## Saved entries
-- Opening Marker --

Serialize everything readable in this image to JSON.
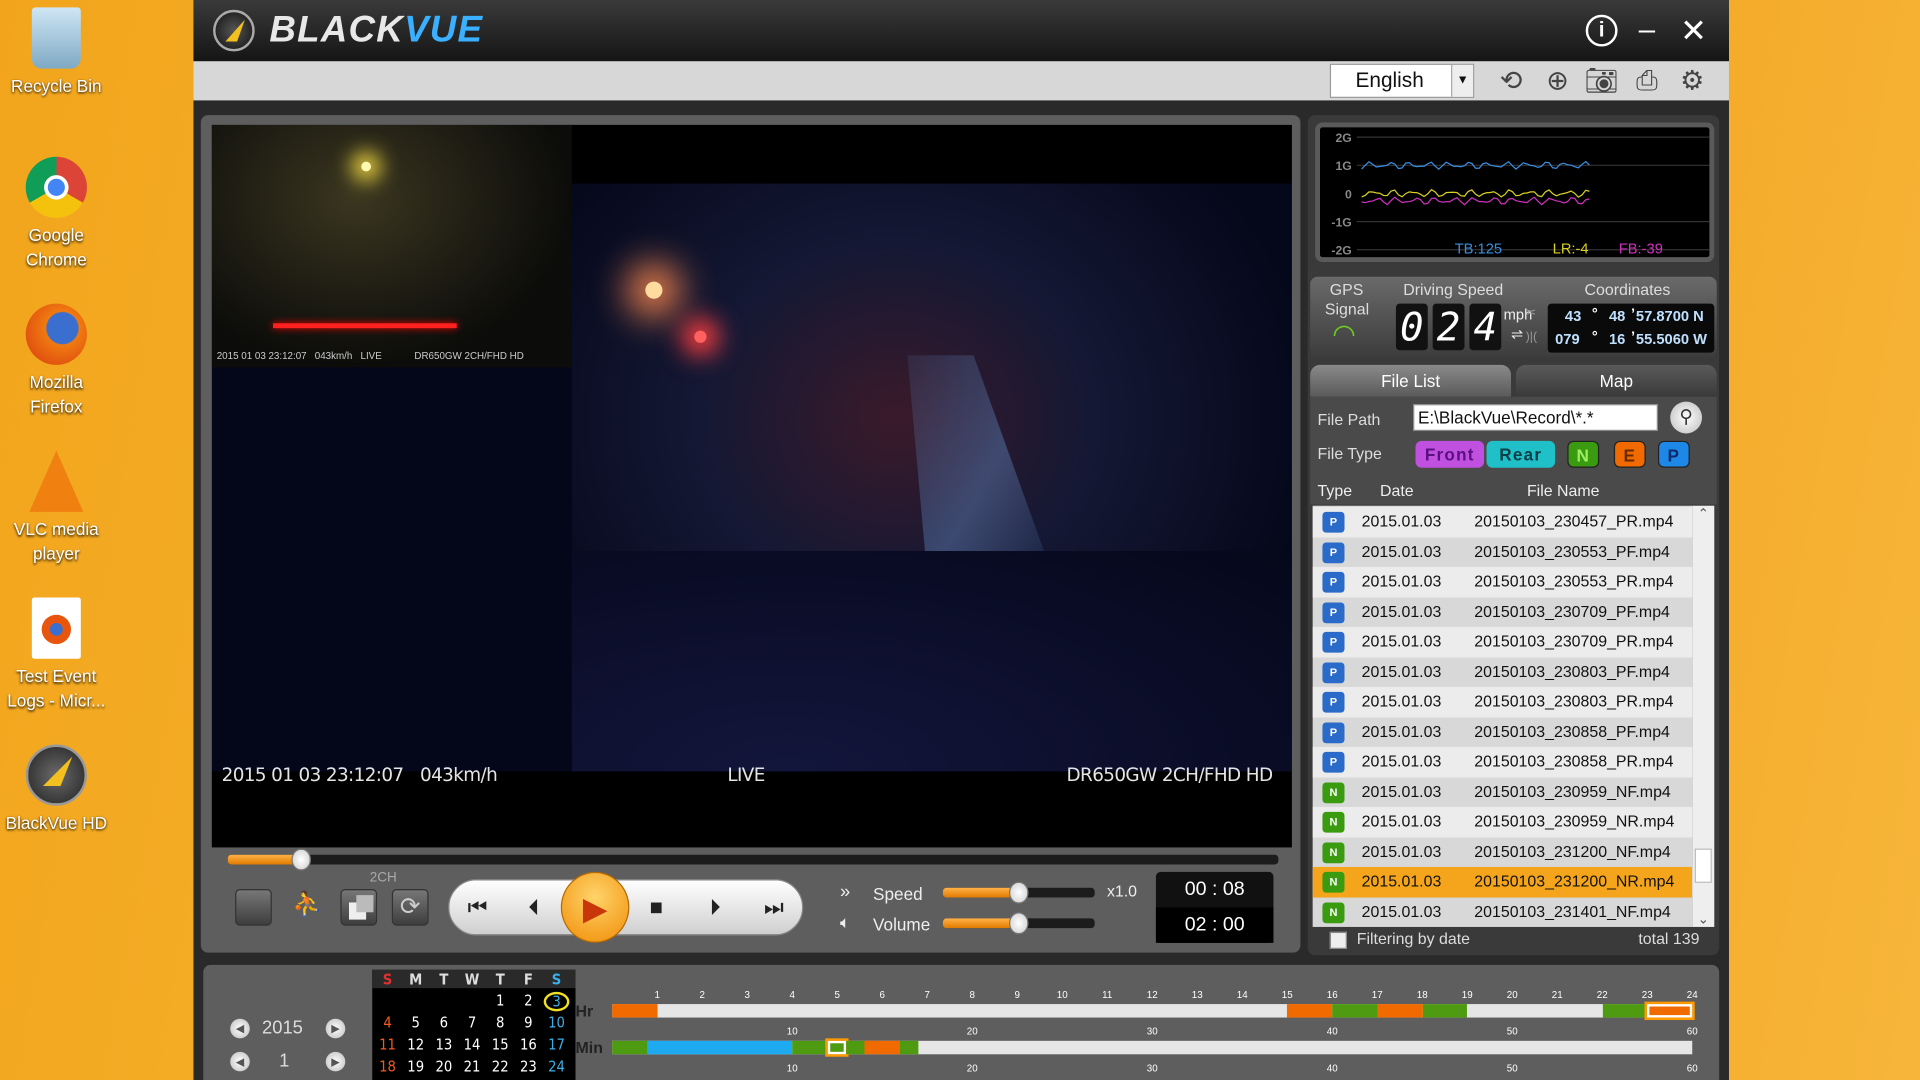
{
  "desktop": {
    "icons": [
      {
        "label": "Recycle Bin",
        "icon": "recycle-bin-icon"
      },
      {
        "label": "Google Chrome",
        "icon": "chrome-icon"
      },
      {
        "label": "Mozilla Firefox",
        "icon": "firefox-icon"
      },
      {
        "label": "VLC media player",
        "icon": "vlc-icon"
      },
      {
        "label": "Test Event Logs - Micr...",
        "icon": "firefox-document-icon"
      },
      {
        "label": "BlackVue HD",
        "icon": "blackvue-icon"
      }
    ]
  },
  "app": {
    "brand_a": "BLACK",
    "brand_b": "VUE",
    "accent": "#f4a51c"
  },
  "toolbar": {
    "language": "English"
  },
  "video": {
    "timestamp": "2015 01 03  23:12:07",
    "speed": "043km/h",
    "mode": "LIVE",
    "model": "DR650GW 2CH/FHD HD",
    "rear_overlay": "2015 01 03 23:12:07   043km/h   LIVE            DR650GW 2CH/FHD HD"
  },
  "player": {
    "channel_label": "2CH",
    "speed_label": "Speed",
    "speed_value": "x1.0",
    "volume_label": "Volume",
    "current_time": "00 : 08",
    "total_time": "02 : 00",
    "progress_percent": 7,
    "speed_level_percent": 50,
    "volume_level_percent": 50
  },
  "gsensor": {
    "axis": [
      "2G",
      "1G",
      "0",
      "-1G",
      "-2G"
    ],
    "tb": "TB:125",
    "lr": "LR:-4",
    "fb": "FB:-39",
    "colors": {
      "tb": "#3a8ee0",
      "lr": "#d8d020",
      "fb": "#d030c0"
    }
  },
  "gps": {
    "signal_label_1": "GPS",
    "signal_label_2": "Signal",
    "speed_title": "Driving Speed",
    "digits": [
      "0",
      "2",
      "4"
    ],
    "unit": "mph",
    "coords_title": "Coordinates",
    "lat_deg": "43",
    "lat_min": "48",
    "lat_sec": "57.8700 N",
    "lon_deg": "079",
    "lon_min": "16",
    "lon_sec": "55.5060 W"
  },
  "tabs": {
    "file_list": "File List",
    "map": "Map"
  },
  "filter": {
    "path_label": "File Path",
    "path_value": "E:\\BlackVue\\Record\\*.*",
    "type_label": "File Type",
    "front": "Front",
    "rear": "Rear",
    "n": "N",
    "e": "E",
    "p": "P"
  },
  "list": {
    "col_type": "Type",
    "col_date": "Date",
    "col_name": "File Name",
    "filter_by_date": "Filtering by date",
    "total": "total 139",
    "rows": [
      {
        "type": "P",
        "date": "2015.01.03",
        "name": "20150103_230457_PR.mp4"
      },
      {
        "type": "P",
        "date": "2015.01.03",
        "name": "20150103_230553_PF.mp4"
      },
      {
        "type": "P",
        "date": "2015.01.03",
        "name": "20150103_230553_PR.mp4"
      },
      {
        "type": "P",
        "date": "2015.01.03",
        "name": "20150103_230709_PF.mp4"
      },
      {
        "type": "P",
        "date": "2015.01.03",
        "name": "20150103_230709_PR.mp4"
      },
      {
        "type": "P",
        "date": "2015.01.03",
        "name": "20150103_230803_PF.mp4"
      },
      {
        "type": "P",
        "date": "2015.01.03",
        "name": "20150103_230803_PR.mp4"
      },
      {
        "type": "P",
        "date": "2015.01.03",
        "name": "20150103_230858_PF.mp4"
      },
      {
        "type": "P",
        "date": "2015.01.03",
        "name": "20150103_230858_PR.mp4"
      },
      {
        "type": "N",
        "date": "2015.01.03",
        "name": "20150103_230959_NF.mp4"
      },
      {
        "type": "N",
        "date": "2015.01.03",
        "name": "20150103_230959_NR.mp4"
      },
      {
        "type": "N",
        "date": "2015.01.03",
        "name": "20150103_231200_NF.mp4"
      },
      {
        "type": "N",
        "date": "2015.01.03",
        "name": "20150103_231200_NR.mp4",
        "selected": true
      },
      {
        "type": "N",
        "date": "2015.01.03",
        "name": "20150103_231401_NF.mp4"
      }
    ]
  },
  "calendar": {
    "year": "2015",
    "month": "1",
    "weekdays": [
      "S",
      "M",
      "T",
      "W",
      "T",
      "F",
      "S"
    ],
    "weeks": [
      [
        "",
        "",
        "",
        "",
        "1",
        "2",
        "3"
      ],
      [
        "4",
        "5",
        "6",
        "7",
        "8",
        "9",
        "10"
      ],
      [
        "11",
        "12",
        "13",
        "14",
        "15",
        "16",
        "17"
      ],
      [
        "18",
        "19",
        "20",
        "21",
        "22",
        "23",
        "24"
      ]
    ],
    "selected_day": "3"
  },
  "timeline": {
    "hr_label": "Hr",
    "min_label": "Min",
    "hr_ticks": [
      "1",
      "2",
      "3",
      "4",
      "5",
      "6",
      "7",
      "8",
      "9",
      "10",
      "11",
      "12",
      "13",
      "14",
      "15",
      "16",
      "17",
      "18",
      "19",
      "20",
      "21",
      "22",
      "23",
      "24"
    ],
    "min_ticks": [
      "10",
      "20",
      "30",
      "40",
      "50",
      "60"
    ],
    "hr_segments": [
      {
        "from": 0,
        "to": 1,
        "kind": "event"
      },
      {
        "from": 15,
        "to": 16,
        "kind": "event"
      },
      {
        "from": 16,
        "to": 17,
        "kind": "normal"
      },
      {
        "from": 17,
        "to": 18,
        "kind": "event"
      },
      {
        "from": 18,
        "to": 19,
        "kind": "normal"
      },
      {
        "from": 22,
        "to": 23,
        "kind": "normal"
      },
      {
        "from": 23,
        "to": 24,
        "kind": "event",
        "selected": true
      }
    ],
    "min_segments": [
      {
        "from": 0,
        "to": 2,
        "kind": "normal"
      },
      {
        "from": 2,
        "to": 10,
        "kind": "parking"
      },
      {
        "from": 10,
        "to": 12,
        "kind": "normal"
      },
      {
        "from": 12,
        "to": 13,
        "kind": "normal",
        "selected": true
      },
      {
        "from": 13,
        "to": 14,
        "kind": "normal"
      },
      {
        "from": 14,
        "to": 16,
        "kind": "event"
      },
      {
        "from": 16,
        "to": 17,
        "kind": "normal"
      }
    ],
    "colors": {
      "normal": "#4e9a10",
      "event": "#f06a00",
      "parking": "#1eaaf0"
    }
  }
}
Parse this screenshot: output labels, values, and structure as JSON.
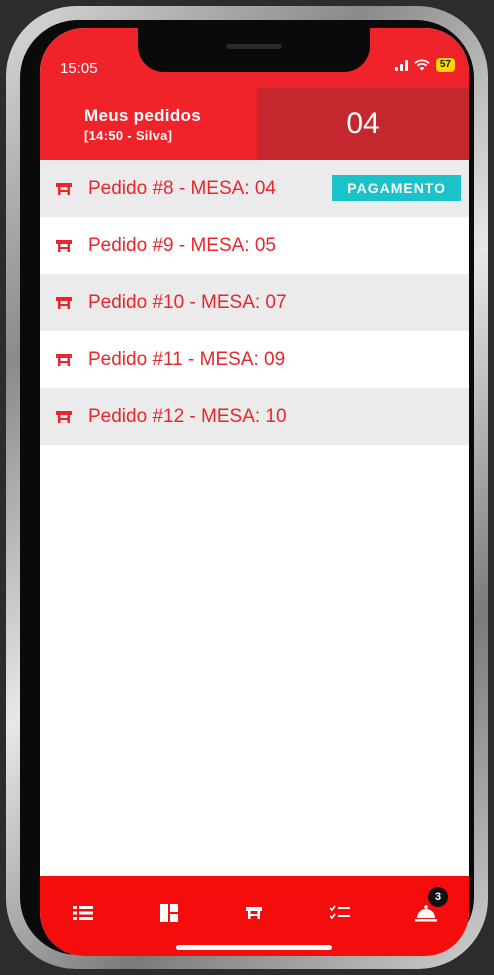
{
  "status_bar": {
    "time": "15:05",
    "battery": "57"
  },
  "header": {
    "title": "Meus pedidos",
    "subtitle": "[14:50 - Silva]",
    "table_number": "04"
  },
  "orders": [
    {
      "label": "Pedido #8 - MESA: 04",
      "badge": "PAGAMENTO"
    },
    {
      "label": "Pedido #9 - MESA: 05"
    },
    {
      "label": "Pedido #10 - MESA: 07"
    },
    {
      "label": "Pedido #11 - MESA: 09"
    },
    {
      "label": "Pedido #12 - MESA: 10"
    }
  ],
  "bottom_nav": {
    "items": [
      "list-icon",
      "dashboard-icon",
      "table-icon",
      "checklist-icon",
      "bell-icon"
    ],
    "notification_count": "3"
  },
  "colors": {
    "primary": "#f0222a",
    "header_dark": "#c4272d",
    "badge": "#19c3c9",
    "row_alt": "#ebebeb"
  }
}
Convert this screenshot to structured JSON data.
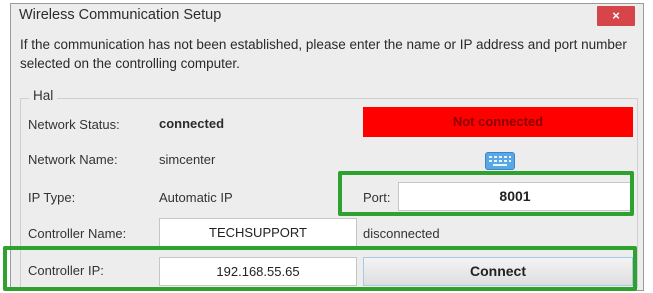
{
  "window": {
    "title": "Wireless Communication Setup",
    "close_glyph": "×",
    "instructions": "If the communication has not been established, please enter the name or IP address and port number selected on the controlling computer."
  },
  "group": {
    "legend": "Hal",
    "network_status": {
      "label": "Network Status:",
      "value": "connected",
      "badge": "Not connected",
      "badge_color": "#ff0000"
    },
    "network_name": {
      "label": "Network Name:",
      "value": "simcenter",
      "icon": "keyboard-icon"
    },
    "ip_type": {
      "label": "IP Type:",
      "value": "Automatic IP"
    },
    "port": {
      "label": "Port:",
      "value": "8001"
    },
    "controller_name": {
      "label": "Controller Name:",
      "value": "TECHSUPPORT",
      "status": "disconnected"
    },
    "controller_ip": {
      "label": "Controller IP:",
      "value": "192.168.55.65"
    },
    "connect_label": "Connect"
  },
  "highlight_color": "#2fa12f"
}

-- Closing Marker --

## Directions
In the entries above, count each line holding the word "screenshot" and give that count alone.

## Answer
2